■ **Task objective**:
Report each line from the data below that holds the word "name".

■ **Supplied records**:
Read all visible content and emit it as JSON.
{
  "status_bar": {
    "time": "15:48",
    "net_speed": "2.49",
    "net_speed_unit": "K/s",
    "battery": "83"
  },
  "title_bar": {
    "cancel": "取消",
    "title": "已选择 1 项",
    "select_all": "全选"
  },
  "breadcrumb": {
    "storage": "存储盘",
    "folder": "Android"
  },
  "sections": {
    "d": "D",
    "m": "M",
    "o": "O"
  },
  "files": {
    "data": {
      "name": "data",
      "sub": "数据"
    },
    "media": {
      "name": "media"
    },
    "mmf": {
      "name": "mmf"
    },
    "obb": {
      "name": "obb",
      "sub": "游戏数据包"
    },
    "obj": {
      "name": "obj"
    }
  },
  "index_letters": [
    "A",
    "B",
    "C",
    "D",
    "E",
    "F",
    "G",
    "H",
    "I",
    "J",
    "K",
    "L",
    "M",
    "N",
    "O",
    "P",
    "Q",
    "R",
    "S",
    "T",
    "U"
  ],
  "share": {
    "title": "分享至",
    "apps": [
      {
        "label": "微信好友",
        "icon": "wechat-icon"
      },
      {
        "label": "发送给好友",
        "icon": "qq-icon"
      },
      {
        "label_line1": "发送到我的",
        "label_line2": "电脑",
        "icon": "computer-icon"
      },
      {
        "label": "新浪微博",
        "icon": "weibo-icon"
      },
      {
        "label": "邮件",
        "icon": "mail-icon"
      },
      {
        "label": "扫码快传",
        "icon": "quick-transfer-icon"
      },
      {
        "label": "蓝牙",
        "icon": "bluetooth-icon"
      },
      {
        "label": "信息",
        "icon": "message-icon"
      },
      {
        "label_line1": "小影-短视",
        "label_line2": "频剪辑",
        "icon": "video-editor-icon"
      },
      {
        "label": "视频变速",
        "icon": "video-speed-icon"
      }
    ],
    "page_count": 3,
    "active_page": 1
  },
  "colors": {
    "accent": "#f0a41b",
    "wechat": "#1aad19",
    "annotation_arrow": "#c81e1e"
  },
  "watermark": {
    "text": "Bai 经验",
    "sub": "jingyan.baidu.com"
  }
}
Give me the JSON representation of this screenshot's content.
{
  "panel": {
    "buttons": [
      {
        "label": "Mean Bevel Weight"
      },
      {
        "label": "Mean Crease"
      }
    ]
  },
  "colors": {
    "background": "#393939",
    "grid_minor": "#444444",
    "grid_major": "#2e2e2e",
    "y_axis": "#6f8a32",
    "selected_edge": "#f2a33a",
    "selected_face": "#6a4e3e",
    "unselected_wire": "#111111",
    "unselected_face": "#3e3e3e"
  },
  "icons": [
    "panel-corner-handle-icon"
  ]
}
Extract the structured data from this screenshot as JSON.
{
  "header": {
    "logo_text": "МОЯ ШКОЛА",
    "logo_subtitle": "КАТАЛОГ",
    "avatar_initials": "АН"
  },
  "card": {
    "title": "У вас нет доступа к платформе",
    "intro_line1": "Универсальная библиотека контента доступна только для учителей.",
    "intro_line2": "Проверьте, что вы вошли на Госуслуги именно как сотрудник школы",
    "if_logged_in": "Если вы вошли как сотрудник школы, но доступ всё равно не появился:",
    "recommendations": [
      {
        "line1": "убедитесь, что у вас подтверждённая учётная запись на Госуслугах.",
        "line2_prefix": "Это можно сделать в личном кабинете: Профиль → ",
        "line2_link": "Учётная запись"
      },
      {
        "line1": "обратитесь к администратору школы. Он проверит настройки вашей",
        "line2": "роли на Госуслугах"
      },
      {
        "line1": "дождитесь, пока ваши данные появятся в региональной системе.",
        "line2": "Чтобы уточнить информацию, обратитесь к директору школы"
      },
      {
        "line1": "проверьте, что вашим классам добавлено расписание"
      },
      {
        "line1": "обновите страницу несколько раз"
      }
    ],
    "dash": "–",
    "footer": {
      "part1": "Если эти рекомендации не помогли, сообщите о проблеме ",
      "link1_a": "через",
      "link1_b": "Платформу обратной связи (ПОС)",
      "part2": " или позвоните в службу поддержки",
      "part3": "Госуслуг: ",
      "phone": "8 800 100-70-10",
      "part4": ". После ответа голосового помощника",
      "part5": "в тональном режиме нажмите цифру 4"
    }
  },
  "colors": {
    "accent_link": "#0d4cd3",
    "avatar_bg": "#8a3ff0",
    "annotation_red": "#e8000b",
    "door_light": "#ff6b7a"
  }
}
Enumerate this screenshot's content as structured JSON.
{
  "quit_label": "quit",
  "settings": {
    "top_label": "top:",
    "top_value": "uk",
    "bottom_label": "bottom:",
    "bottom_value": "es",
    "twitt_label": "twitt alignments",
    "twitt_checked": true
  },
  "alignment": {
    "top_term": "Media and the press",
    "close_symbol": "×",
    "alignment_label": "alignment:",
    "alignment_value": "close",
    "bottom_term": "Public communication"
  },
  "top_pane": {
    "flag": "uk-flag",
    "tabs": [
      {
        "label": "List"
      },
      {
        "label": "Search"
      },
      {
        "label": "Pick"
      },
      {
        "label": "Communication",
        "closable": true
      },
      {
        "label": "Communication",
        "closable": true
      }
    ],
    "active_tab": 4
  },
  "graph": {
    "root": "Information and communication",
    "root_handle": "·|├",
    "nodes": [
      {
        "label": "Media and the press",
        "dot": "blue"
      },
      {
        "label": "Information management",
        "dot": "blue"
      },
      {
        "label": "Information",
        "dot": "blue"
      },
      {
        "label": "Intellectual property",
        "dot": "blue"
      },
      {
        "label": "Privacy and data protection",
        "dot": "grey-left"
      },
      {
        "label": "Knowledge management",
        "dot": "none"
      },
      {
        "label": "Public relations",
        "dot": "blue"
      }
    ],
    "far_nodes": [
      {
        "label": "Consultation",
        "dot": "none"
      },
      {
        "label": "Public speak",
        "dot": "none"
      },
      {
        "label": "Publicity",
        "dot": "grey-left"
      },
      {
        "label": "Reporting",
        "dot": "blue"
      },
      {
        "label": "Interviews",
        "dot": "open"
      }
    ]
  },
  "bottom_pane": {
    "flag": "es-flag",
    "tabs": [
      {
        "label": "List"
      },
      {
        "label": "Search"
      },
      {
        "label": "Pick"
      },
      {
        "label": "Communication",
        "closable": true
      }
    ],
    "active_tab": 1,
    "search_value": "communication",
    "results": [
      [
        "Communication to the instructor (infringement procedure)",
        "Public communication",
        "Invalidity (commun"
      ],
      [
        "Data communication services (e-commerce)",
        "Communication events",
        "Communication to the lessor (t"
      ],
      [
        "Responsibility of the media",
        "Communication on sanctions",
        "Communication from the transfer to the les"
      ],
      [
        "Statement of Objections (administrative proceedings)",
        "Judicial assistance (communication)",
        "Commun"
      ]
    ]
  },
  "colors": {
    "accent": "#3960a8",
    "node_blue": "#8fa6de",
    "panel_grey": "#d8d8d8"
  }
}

■ **Answer to this problem**:
      "name": "data",
      "name": "media"
      "name": "mmf"
      "name": "obb",
      "name": "obj"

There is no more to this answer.